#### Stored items
------------------------------------------------

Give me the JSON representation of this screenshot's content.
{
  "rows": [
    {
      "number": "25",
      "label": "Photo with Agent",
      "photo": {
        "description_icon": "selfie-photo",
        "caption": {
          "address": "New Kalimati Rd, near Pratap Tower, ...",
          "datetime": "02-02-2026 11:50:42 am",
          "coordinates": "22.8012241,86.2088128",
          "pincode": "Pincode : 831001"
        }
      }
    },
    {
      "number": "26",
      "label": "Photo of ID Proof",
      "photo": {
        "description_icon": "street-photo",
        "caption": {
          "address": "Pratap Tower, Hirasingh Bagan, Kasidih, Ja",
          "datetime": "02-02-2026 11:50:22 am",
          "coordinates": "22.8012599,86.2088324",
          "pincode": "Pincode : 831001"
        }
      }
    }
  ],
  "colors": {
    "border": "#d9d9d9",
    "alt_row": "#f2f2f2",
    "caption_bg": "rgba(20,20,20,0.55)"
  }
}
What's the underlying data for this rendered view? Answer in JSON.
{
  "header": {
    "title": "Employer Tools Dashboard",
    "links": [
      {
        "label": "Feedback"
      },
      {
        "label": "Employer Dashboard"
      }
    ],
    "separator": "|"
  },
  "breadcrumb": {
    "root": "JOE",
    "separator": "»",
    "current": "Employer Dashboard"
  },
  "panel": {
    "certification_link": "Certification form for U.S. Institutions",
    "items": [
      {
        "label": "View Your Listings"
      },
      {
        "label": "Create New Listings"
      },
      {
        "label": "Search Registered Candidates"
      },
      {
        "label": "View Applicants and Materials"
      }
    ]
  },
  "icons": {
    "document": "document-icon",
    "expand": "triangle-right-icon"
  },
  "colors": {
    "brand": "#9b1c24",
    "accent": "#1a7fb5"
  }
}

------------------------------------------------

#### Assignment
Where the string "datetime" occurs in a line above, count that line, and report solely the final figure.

#### Reply
2